▶ _Exercise objective_: What you return should be every line of the material, unchanged.

═════ Dataset excerpts ═════

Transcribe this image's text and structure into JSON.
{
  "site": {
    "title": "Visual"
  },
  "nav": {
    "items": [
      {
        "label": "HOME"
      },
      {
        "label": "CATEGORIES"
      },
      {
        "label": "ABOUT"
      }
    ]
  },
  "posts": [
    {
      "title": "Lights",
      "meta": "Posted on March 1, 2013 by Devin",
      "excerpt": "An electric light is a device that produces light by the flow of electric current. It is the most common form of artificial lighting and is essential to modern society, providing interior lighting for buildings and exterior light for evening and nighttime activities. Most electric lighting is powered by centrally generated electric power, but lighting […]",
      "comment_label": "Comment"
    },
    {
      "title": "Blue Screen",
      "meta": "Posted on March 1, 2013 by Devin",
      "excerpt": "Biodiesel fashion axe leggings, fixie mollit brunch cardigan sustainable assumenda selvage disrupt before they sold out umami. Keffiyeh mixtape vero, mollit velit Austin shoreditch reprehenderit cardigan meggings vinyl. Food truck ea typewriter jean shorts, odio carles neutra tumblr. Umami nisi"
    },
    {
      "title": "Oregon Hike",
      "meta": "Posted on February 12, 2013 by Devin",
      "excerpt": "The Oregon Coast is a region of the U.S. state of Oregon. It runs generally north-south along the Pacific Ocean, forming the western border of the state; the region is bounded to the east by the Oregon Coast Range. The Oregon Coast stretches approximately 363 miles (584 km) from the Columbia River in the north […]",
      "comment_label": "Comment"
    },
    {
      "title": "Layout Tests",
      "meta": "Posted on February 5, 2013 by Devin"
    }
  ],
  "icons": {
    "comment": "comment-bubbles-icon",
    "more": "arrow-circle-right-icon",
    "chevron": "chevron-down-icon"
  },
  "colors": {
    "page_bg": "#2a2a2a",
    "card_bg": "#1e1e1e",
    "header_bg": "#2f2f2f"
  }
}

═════

▶ _Reply_:
Transcribe this image's text and structure into JSON.
{
  "site": {
    "title": "Visual"
  },
  "nav": {
    "items": [
      {
        "label": "HOME"
      },
      {
        "label": "CATEGORIES"
      },
      {
        "label": "ABOUT"
      }
    ]
  },
  "posts": [
    {
      "title": "Lights",
      "meta": "Posted on March 1, 2013 by Devin",
      "excerpt": "An electric light is a device that produces light by the flow of electric current. It is the most common form of artificial lighting and is essential to modern society, providing interior lighting for buildings and exterior light for evening and nighttime activities. Most electric lighting is powered by centrally generated electric power, but lighting […]",
      "comment_label": "Comment"
    },
    {
      "title": "Blue Screen",
      "meta": "Posted on March 1, 2013 by Devin",
      "excerpt": "Biodiesel fashion axe leggings, fixie mollit brunch cardigan sustainable assumenda selvage disrupt before they sold out umami. Keffiyeh mixtape vero, mollit velit Austin shoreditch reprehenderit cardigan meggings vinyl. Food truck ea typewriter jean shorts, odio carles neutra tumblr. Umami nisi"
    },
    {
      "title": "Oregon Hike",
      "meta": "Posted on February 12, 2013 by Devin",
      "excerpt": "The Oregon Coast is a region of the U.S. state of Oregon. It runs generally north-south along the Pacific Ocean, forming the western border of the state; the region is bounded to the east by the Oregon Coast Range. The Oregon Coast stretches approximately 363 miles (584 km) from the Columbia River in the north […]",
      "comment_label": "Comment"
    },
    {
      "title": "Layout Tests",
      "meta": "Posted on February 5, 2013 by Devin"
    }
  ],
  "icons": {
    "comment": "comment-bubbles-icon",
    "more": "arrow-circle-right-icon",
    "chevron": "chevron-down-icon"
  },
  "colors": {
    "page_bg": "#2a2a2a",
    "card_bg": "#1e1e1e",
    "header_bg": "#2f2f2f"
  }
}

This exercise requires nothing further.